A search was launched and a Bloomington police officer discovered the wreckage in a field northwest of the airport, the office said. “It was determined that there were no survivors,” it said in a statement.
The plane had been in contact with air traffic control in Peoria, which handles communication with airplanes after the Central Illinois Airport radio tower closes at 10 p.m., said Carl Olson, director of the airport.
At some point “that radio contact was lost.” Olson did not say if the pilot indicated experiencing any trouble. The airport control tower normally closes at night, but it is common for planes to land after that hour, with runway lights illuminated. Pilots also have the ability to remotely indicate they need the runway lights turned on.
The pilot did not cancel the flight plan or make any alterations in flight, Olson said. The cause of the crash is under investigation by NTSB and FAA.
Scott Barrows, the father-in-law of Bittner, said his son-in-law and others had flown to Indianapolis for the NCAA championship.
"(They) went to the NCAA game last night, and they were flying back, and I guess the weather was bad in central Illinois. It was foggy,” said Barrows.
“They were supposed to land around midnight. My daughter was called at 4 a.m. There was no contact,” he said. “It has been confirmed they are dead.”
Barrows said his son-in-law owned the plane but had a regular pilot. “They had a pilot, he was very experienced,” he said.
Bittner had gotten a call Monday morning from Stralow, owner of the Pub II, about going to the game, according to a worker at Bittner’s company.
“He called and said, ‘You want to go? I got an extra ticket,’' " said Terry Wertz, who has worked at Bittner’s Lockers for 16 years. “I asked him, ‘Are you going?’ and he said, ‘Yea, I’m going. I might not ever go again.’

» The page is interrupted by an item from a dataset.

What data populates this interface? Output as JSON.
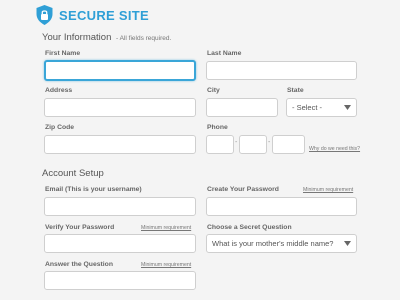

“He was a great guy, do anything for you,” Wertz said. “Great to work for. He always told me, ‘You don’t work for me, you work with me.' He’s always been good to me, a heart of gold. All he’s done for me.
“Where they crashed was near the airport,” he said. “They were almost home.”
Bittner, 42, had two children, a boy and a girl ages 10 and 12. He owned a meat processing company in downstate Eureka, according to his father-in-law.
Bittner grew up in Chenoa and met his wife, Carrie, at Illinois State University in Bloomington-Normal. They married after she graduated.
“She’s in shock, obviously,” said Barrows, who was a clinical assistant professor at the University of Illinois at Chicago Medical Center and currently lives in Virginia.
“It’s going to be tough, but we’ll be there for them,” he said. “I’ll be there for our grandchildren.”
John Rokos, a co-owner of the Pub II, said he got a call around 9 a.m. telling him that his partner was killed in the crash.
“He was like my little brother,” Rokos said. “I’m in shock ... This is a tragedy. It’s just a terrible loss. It’s shocking.”
He said Stralow, whom he had known since college, went “to a lot of basketball, football games when he can. Especially around the championships.”
Rokos said he had last talked with Stralow last week, mostly about business and their families.
“He was my working partner,” Rokos said. “He was a tremendous man, very generous to his friends... He was a great businessman. Tremendous.”
At ISU, Athletics Director Larry Lyons said the “Redbird family and the Bloomington-Normal community has suffered a terrible loss today.
“Aaron Leetch was a shining star in this business. He had a gift in dealing with people and building relationships. Our external units were making incredible progress under his leadership, and he was on that trip doing what he does best.
“Torrey Ward was a big part of the success taking place with our men’s basketball program. He had a big personality, was a talented coach and recruiter, and our fans loved him.
“There is no play in the playbook for times like these,” he said. “We will miss Aaron and Torrey deeply, and we will support their families in any way that we can. To honor their individual and collective legacies, we will move the Redbirds and our community forward.”
Leetch leaves behind his wife, Lindsay, and daughters Avery and Emmersen. Ward is survived by his children Torrey and Tamia.